  • Reached more than 11 million people through the EXCITE program, a cooperative agreement between NIFA, the Centers for Disease Control and Prevention and the Cooperative Extension System to deliver vaccine education to hard-to-reach communities across the nation. EXCITE projects were active in almost every state as well as on 17 different Native American reservations. These projects were specifically focused on reaching rural and medically underserved communities. Partnerships to enhance community trust, outreach, and communication were a critical element of Excite projects.
    • Second round of funding has expanded the program to focus LGU Vaccine Confidence and Adult Immunization Confidence.
  • Invested $8.1 million for 17 Beginning Farmer and Rancher Development projects in the last fiscal year. Strengthening and growing the pipeline of the next generation of farmers and ranchers is vital to the continued success of American agriculture. Beginning farmers and ranchers have unique needs for education, training and technical assistance. Their success often hinges on access to reliable, science-based information and the latest educational resources so they can improve their operations’ profitability and sustainability long-term.
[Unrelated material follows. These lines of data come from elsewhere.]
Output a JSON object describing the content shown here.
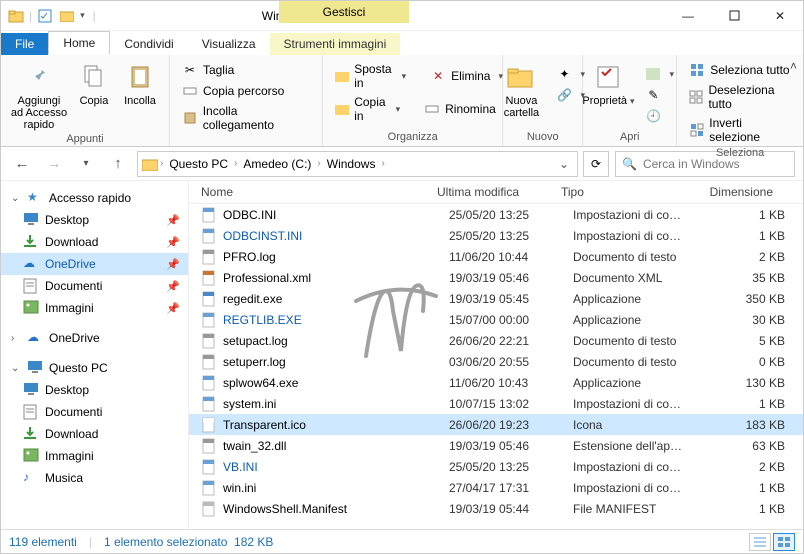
{
  "window": {
    "title": "Windows",
    "manage_label": "Gestisci"
  },
  "tabs": {
    "file": "File",
    "home": "Home",
    "share": "Condividi",
    "view": "Visualizza",
    "tool": "Strumenti immagini"
  },
  "ribbon": {
    "groups": {
      "clipboard": {
        "label": "Appunti",
        "pin": "Aggiungi ad Accesso rapido",
        "copy": "Copia",
        "paste": "Incolla",
        "cut": "Taglia",
        "copypath": "Copia percorso",
        "pastelnk": "Incolla collegamento"
      },
      "organize": {
        "label": "Organizza",
        "moveto": "Sposta in",
        "copyto": "Copia in",
        "delete": "Elimina",
        "rename": "Rinomina"
      },
      "new": {
        "label": "Nuovo",
        "newfolder": "Nuova cartella"
      },
      "open": {
        "label": "Apri",
        "properties": "Proprietà"
      },
      "select": {
        "label": "Seleziona",
        "selall": "Seleziona tutto",
        "selnone": "Deseleziona tutto",
        "invsel": "Inverti selezione"
      }
    }
  },
  "nav": {
    "crumbs": [
      "Questo PC",
      "Amedeo (C:)",
      "Windows"
    ],
    "search_placeholder": "Cerca in Windows"
  },
  "sidebar": {
    "quick": "Accesso rapido",
    "items_quick": [
      "Desktop",
      "Download",
      "OneDrive",
      "Documenti",
      "Immagini"
    ],
    "onedrive": "OneDrive",
    "thispc": "Questo PC",
    "items_pc": [
      "Desktop",
      "Documenti",
      "Download",
      "Immagini",
      "Musica"
    ]
  },
  "columns": {
    "name": "Nome",
    "mod": "Ultima modifica",
    "type": "Tipo",
    "size": "Dimensione"
  },
  "files": [
    {
      "name": "ODBC.INI",
      "mod": "25/05/20 13:25",
      "type": "Impostazioni di co…",
      "size": "1 KB",
      "icon": "ini",
      "link": false,
      "sel": false
    },
    {
      "name": "ODBCINST.INI",
      "mod": "25/05/20 13:25",
      "type": "Impostazioni di co…",
      "size": "1 KB",
      "icon": "ini",
      "link": true,
      "sel": false
    },
    {
      "name": "PFRO.log",
      "mod": "11/06/20 10:44",
      "type": "Documento di testo",
      "size": "2 KB",
      "icon": "txt",
      "link": false,
      "sel": false
    },
    {
      "name": "Professional.xml",
      "mod": "19/03/19 05:46",
      "type": "Documento XML",
      "size": "35 KB",
      "icon": "xml",
      "link": false,
      "sel": false
    },
    {
      "name": "regedit.exe",
      "mod": "19/03/19 05:45",
      "type": "Applicazione",
      "size": "350 KB",
      "icon": "reg",
      "link": false,
      "sel": false
    },
    {
      "name": "REGTLIB.EXE",
      "mod": "15/07/00 00:00",
      "type": "Applicazione",
      "size": "30 KB",
      "icon": "exe",
      "link": true,
      "sel": false
    },
    {
      "name": "setupact.log",
      "mod": "26/06/20 22:21",
      "type": "Documento di testo",
      "size": "5 KB",
      "icon": "txt",
      "link": false,
      "sel": false
    },
    {
      "name": "setuperr.log",
      "mod": "03/06/20 20:55",
      "type": "Documento di testo",
      "size": "0 KB",
      "icon": "txt",
      "link": false,
      "sel": false
    },
    {
      "name": "splwow64.exe",
      "mod": "11/06/20 10:43",
      "type": "Applicazione",
      "size": "130 KB",
      "icon": "exe",
      "link": false,
      "sel": false
    },
    {
      "name": "system.ini",
      "mod": "10/07/15 13:02",
      "type": "Impostazioni di co…",
      "size": "1 KB",
      "icon": "ini",
      "link": false,
      "sel": false
    },
    {
      "name": "Transparent.ico",
      "mod": "26/06/20 19:23",
      "type": "Icona",
      "size": "183 KB",
      "icon": "blank",
      "link": false,
      "sel": true
    },
    {
      "name": "twain_32.dll",
      "mod": "19/03/19 05:46",
      "type": "Estensione dell'ap…",
      "size": "63 KB",
      "icon": "dll",
      "link": false,
      "sel": false
    },
    {
      "name": "VB.INI",
      "mod": "25/05/20 13:25",
      "type": "Impostazioni di co…",
      "size": "2 KB",
      "icon": "ini",
      "link": true,
      "sel": false
    },
    {
      "name": "win.ini",
      "mod": "27/04/17 17:31",
      "type": "Impostazioni di co…",
      "size": "1 KB",
      "icon": "ini",
      "link": false,
      "sel": false
    },
    {
      "name": "WindowsShell.Manifest",
      "mod": "19/03/19 05:44",
      "type": "File MANIFEST",
      "size": "1 KB",
      "icon": "file",
      "link": false,
      "sel": false
    }
  ],
  "status": {
    "items": "119 elementi",
    "sel": "1 elemento selezionato",
    "size": "182 KB"
  }
}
  • Administered multiple programs specifically for Minority-serving Institutions (MSIs) which facilitate rural prosperity and economic development. Additionally, NIFA-supported research at MSIs has led to scientific breakthroughs benefiting minority farmers, stakeholders of the 1890 LGUs and the nation as a whole, while scholarships and other student-focused programs are ensuring outstanding students at MSIs can pursue and complete degrees in the food and agricultural sciences and related fields.
    • Broadened opportunities with the “From Learning to Leading: Cultivating the Next Generation of Diverse Food and Agriculture Professionals” program to create career development opportunities for students at MSIs through a $250 million investment.
    • Oversaw $194 million in competitive and capacity grants to 1890 Land-grant Universities.
      • $26 million in capacity building grants
      • $17 million in student scholarships
      • $7.6 million to fund 1890 Centers of Excellence
    • Invested more than $15 million in Centers of Excellence at 1890 Institutions, funding six collaborative research centers focused on subjects ranging from rural prosperity and climate-smart technology to food security, health, and nutrition. These investments will strengthen efforts at various Historically Black Colleges and Universities in developing research, workforce development and Extension programs that support underserved producers and the communities they serve.
    • Provided more than $4 million in funds through the New Beginning for Tribal Students program. The New Beginnings program supports 1994 Institutions and Tribal students in diverse ways including dual credit programs; tuition and related fees; experiential learning; and student services, including tutoring; counseling; academic advising. The program’s overarching goal is to increase the retention and graduation rate of Tribal students.
    • Allocated about $7.5 million in funds to the Tribal Colleges Research Grant Program. The Tribal College Research Grant Program helps 1994 Land-Grants become centers of scientific inquiry and learning for remote and rural reservation communities. This funding helps them address important questions impacting their communities. Additionally, the program emphasizes training students in science and enhancing both students’ career opportunities and economic vitality in their communities.
    • Made available about $12 million through the Hispanic-Serving Institutions Education Grants Program. These monies funded projects at institutions in multiple states to deliver education and training in agricultural disciplines ranging from food and nutrition to climate-smart technologies.